Ian Rankin dedicates his seventeenth John Rebus novel "to everyone who was in Edinburgh on 2 July 2003". The first half of the book is a pacy, punchy read, set against the backdrop of the G8 summit held in Scotland that year. In the first chapter, Mickey, Rebus's wayward younger brother whom regular readers will remember from the earliest books in the series, is barely in his coffin when John's close colleague Siobhan Clarke calls to let him know that there is a break in a six-week-old murder case.
The victim, Cyril Colliar, was an unpleasant criminal who worked for Rebus's nemesis, "Big Ger" Cafferty. Although the police aren't exactly busting a gut to find Colliar's killer, Cafferty wants vengeance, if only to demonstrate his clout in the dog-eats-dog criminal fraternity. Clarke's breakthrough discovery of clothes from three victims at a remote spot called Clootie Well leads her and Rebus to realise that a serial killer may be at work – what is more, a killer who targets sex offenders, possibly via a website called Beastwatch.

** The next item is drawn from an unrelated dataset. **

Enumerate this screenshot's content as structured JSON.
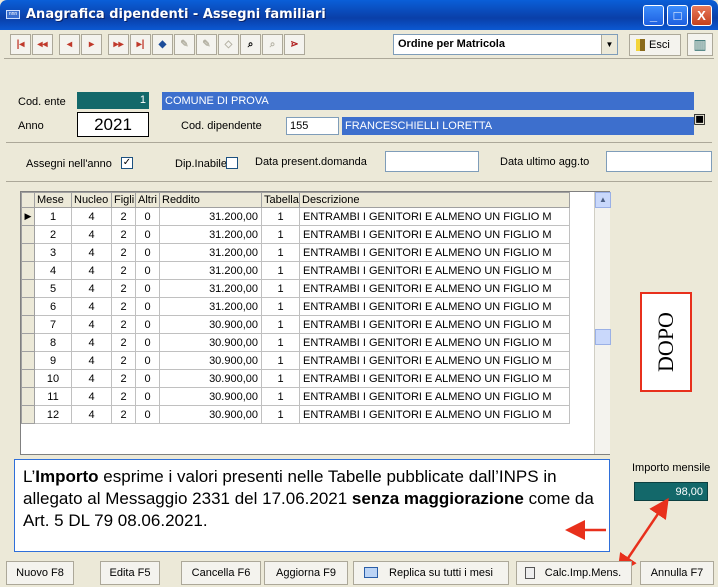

While Rebus and Clarke are trying to find a link between the victims, another tragedy occurs: an idealistic young MP falls from the walls of Edinburgh Castle during a pre-G8 dinner. The detectives are blocked from investigating the apparent suicide by Special Branch, who claim jurisdiction. Rebus is suspicious, not least because of the involvement of party donor and arms dealer Richard Pennen, and refuses to let go of the case.
Having set the scene, the book describes the day of the anti-war procession before the G8 summit. We see the events from all perspectives: that of Clarke's parents, who turn out to be idealistic teachers who have travelled to Scotland to camp out and join the demo, the police and security forces, the disaffected young residents and the unsympathetic local councillor, Trent, who seems to crop up everywhere. Events are portrayed vividly as Rebus is, as usual, irritated by and in turn irritating anyone in authority, and as Clarke becomes increasingly concerned about her parents', and even her own, safety, as crowds threaten to turn into mobs.
The description of "the naming of the dead": a thousand victims of the Iraq war, is movingly described, as is Clarke's realisation that this also describes her calling:
"She named the dead. She recorded their last details, and tried to find out who they'd been, why they'd died. She gave a voice to the forgotten and the missing. A world filled with victims, waiting for her and other detectives like her. Detectives like Rebus, too, who gnawed away at every case, or let it gnaw at them. Never letting go, because that would have been the final insult to those names."
The book loses momentum after the day of protest is over. Rebus and Clarke seem to spend much of the next few days in a holding pattern while the author is diverted into describing the arrival of the G8 leaders, making political points and observations, and impressing us with his musical knowledge, instead of pressing on with the plot – although the sudden shock of the London tube and bus bombings of that year is well-told, dovetailing cleverly with events in Scotland.
The investigation is not short of incident: Rebus is kidnapped for an uncomfortable night in the cells; an escort girl (Molly) and a protestor (Santal) turn out to be more than they at first seem; there is definitely something dodgy about Trent and his association with the young mob element; and confusions abound as Rebus and Clarke pursue different ends of the investigation while unable to communicate effectively owing to the road blocks and other security measures. Inevitably, as this is a Rebus novel, the detectives are suspended from duty for failing to prioritise the security agenda over their pursuit of the criminal(s), but again inevitably, they press on regardless and although this infuriates the Chief Constable, nobody in the police force seems to care what Rebus is up to or tries to stop him from continuing to work from his flat. A year away from retirement, and a known maverick, Rebus's superiors seem content to bide their time until time itself takes away the man who doesn't fit the new order of policing.
Journalist Mairie Henderson makes a welcome reappearance in this book; with her help as well as that of Clarke's erstwhile suitor Eric, the two police detectives (mainly Rebus, it has to be said) solve most of the various mysteries that grow up during the course of the narrative. By the end, Rebus has the satisfaction of striking a blow against political corruption and his tormentors, as well as seeing Clarke saved from his own fate of being in the power of the nasty but unconvincingly portrayed Cafferty.
Even though the entangled crimes are all tied together in quite a neat resolution, I'd lost some of my interest because of the book's meanderings. Further, the motivation of the person eventually found to be responsible for the Clootie Well killings does not ring true. The Rebus series remains a must-read, but this particular outing would have benefited from more focus on the key characters (Rebus and Clarke, mainly, but others are too sketchy or undeveloped) and details of the investigation, and less on the injustices of globalisation and foibles of politicians or their hangers-on.